SINGAPORE - The Singapore economy expanded 2 per cent last year - slightly stronger than earlier estimates of 1.8 per cent - on the back of a turnaround in the manufacturing sector.
Growth is expected to come in at about the same pace this year, said the Ministry of Trade and Industry (MTI). Official estimates tip an expansion of between 1 and 3 per cent for 2017.
For the fourth quarter, growth accelerated to 2.9 per cent year on year - its fastest pace in more than five years as manufacturing and rebounded. This compared to the 1.2 per cent rise in the third quarter and the earlier estimate of 1.8 per cent growth for the fourth quarter.
Compared to the previous basis, the economy surged 12.3 per cent in the final three month of 2016, rebounding from a contraction of 0.4 per cent.
Factory output lifted the Republic's economic performance. The manufacturing sector grew 3.6 per cent, a reversal from a 5.1 per cent slide the preceding year. This was driven largely by the electronics and biomedical manufacturing clusters, even as transport engineering and general manufacturing continued to shrink.
Growth in the construction sector, meanwhile, was almost flat - logging just a 0.2 per cent uptick from 2015's 3.9 per cent.

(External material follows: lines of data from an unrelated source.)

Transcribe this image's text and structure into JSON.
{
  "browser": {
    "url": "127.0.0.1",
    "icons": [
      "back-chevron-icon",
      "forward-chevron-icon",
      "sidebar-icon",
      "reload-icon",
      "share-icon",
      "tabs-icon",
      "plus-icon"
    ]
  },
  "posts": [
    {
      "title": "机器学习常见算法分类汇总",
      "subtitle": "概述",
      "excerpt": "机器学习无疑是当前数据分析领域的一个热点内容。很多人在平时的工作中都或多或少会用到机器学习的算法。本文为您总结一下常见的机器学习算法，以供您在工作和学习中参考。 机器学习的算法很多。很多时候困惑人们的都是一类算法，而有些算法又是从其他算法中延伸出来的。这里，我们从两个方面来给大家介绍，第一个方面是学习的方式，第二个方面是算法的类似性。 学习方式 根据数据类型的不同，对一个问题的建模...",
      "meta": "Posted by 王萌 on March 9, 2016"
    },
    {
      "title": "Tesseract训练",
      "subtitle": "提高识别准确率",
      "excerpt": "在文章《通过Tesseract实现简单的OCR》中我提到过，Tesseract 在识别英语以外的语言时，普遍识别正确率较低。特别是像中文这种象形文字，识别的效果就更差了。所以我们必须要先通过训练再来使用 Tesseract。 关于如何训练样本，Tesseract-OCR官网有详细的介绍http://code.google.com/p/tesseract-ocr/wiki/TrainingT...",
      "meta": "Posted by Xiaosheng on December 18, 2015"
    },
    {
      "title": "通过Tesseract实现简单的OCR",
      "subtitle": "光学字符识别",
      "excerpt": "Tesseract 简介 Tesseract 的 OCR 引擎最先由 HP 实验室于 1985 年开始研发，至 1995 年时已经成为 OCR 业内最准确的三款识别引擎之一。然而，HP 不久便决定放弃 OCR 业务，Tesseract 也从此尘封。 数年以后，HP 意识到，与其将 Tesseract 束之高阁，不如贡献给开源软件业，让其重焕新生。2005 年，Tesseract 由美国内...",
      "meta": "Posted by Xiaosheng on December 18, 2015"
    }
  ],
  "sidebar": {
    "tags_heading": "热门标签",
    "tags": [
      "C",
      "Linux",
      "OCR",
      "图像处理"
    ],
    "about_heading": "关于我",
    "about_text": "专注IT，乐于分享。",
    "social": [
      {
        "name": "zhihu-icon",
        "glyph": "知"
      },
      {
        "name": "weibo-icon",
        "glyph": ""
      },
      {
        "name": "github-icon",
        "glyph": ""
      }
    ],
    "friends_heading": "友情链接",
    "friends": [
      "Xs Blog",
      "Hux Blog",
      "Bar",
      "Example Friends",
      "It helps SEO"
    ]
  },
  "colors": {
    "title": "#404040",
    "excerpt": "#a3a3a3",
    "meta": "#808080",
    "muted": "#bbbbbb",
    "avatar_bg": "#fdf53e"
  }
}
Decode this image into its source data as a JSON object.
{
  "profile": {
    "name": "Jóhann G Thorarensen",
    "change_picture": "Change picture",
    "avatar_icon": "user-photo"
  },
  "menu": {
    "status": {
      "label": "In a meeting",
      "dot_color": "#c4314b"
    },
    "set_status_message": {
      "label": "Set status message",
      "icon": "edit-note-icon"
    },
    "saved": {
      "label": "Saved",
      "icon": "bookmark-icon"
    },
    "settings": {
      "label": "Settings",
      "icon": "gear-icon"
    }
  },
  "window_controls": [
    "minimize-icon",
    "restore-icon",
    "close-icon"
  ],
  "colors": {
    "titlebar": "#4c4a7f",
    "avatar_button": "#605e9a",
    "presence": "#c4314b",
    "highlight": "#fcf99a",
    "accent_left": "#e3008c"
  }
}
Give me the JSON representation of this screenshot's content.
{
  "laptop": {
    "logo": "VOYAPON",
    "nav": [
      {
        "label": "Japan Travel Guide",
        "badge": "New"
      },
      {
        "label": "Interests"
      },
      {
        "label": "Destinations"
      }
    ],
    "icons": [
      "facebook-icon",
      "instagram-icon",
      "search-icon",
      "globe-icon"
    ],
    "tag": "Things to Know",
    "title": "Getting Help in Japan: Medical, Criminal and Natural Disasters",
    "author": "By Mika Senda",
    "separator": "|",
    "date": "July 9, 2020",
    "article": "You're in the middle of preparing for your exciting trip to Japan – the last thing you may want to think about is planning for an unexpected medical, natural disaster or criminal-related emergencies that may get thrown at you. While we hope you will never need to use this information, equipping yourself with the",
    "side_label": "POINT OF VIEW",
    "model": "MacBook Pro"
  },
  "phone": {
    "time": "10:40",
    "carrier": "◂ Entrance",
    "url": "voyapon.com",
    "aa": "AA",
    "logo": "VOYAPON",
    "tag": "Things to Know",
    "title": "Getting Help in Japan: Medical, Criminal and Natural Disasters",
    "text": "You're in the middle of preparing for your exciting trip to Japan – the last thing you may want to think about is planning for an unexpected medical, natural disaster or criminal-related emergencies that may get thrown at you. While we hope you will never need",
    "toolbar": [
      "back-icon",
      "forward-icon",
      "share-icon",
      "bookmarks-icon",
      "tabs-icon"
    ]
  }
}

It was weighed down by sluggish private sector activity.
Services, which makes up two-thirds of the economy, expanded 1 per cent in 2016, also moderating from 3.2 per cent growth a year earlier.
MTI said the global economy is expected to pick up this year - in particular, the United States and Asean are likely to see stronger growth, even as China's economy continues to slow.
However, significant risks remain.
First, political risks and economic uncertainties have risen. For instance, even as Britain negotiates Brexit, upcoming elections in other euro zone economies may lead to further uncertainties over the future of the European Union.
There are also signs of mounting anti-globalisation sentiment, which could translate into greater protectionism and weigh on world trade.
Next, tighter monetary conditions in China could lead to a pullback in credit growth and investment spending, posing further drags to growth.
Against this backdrop, Singapore's externally-oriented sectors are expected to support growth this year, MTI said. In particular, the pick-up in manufacturing which started in 2016 is likely to continue, supported by a recovery in global demand for semiconductors and related equipment.
However, other sectors will continue to face challenges - such as the marine and offshore, retail and food services sectors.